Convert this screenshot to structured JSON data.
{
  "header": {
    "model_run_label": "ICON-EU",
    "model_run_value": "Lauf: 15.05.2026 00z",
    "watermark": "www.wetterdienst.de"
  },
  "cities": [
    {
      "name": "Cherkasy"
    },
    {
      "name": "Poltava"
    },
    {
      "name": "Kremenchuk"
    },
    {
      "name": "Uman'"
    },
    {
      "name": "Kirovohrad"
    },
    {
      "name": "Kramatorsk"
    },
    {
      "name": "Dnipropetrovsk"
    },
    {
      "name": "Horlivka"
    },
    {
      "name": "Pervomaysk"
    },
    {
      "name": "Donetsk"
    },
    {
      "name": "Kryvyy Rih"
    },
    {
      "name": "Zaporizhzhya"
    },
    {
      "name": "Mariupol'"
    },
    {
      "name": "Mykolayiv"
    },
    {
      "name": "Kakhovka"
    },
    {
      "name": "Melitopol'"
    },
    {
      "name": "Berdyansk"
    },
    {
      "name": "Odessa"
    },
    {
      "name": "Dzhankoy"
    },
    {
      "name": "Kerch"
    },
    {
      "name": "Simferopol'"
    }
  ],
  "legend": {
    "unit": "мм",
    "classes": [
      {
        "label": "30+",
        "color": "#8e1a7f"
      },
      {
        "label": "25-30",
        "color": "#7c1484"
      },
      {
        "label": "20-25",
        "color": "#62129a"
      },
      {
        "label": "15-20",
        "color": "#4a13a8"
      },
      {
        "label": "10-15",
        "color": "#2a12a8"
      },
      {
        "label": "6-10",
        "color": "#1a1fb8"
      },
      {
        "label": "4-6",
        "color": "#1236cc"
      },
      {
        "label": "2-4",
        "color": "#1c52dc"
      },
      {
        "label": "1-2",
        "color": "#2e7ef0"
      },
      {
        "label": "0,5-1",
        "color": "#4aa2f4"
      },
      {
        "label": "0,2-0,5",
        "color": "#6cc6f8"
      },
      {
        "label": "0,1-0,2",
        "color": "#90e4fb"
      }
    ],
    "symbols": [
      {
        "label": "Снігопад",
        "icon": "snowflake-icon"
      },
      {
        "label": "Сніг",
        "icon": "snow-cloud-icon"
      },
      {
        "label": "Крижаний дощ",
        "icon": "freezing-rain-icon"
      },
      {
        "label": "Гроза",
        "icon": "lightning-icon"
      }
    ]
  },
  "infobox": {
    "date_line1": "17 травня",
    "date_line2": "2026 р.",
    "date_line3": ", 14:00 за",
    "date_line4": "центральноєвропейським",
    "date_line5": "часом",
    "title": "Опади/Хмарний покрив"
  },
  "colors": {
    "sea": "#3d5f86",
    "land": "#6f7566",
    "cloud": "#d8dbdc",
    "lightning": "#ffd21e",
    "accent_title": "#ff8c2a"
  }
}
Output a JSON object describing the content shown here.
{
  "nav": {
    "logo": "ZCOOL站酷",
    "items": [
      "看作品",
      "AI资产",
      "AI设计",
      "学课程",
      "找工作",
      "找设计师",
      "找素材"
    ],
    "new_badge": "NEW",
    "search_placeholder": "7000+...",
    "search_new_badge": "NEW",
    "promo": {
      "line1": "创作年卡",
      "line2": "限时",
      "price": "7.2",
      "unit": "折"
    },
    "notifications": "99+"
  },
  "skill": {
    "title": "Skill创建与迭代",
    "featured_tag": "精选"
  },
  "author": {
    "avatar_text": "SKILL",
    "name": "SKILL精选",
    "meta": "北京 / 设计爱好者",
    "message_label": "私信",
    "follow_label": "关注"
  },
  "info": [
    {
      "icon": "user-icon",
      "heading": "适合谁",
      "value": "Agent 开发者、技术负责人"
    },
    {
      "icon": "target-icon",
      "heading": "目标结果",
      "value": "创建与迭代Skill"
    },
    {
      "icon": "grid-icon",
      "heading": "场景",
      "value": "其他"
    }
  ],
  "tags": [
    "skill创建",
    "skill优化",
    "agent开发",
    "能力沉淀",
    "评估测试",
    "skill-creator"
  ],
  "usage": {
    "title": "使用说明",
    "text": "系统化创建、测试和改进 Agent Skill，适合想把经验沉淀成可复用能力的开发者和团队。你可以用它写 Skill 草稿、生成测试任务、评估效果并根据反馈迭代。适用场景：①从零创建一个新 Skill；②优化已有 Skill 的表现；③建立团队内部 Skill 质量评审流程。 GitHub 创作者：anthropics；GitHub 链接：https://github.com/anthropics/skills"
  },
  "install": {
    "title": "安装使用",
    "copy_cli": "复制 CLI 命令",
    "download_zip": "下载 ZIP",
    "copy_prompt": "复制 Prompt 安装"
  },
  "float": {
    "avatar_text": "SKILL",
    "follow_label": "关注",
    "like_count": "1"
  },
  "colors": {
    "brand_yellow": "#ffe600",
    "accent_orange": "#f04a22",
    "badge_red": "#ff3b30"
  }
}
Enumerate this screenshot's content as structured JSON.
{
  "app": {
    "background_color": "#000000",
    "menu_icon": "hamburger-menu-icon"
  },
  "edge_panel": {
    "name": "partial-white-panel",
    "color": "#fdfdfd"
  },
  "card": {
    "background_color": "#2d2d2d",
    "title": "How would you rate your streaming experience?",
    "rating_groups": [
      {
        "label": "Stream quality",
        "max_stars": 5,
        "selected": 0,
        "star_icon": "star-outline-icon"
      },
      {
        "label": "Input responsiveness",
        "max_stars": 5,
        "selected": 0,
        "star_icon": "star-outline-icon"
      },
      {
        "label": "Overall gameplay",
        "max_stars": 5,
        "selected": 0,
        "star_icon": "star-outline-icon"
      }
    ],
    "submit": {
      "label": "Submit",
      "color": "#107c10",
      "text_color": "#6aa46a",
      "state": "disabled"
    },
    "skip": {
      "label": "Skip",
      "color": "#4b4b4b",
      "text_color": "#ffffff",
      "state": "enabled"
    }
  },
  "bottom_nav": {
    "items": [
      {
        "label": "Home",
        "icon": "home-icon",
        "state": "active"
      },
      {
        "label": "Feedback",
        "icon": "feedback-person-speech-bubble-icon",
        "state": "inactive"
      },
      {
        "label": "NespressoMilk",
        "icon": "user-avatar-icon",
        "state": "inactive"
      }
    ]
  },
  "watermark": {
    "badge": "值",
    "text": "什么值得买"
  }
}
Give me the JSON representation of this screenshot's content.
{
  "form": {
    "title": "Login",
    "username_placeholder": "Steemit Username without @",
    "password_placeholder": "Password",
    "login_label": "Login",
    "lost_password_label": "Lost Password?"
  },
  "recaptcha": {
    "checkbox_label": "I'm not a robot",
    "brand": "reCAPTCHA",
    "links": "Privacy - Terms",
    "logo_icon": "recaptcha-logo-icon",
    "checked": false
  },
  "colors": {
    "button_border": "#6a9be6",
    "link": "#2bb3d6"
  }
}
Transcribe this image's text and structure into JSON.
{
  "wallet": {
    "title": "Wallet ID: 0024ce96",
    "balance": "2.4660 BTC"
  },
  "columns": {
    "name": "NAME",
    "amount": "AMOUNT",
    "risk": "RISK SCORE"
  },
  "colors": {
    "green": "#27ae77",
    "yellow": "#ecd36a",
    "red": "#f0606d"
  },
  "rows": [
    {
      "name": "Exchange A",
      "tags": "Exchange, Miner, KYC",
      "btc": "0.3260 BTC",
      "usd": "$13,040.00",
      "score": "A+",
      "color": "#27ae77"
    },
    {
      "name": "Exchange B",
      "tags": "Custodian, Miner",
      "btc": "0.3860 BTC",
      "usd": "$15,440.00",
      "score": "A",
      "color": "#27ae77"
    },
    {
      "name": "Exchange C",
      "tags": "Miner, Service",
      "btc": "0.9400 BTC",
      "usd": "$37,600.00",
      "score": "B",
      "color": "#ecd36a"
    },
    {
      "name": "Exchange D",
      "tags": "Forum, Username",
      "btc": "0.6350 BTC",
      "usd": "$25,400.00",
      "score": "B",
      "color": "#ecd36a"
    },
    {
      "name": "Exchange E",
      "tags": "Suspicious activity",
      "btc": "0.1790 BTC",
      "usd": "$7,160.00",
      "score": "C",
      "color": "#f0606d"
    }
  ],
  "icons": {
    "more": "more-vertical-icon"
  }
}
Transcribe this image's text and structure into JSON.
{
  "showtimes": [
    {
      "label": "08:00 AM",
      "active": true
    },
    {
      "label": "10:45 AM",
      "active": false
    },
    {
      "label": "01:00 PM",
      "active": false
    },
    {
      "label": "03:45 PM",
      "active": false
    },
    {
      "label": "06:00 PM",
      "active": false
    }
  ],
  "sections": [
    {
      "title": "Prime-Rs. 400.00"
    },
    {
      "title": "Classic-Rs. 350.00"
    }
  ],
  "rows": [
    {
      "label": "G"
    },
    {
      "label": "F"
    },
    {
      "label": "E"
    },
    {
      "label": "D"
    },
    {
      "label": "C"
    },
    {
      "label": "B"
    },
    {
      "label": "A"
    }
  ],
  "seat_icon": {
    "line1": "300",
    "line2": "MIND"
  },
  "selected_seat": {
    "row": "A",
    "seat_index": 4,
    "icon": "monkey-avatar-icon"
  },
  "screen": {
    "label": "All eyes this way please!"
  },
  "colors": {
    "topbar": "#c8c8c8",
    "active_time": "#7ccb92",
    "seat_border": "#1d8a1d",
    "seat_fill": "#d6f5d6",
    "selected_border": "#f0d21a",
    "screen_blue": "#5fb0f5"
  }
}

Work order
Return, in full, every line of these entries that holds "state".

Your solution
      "state": "disabled"
      "state": "enabled"
        "state": "active"
        "state": "inactive"
        "state": "inactive"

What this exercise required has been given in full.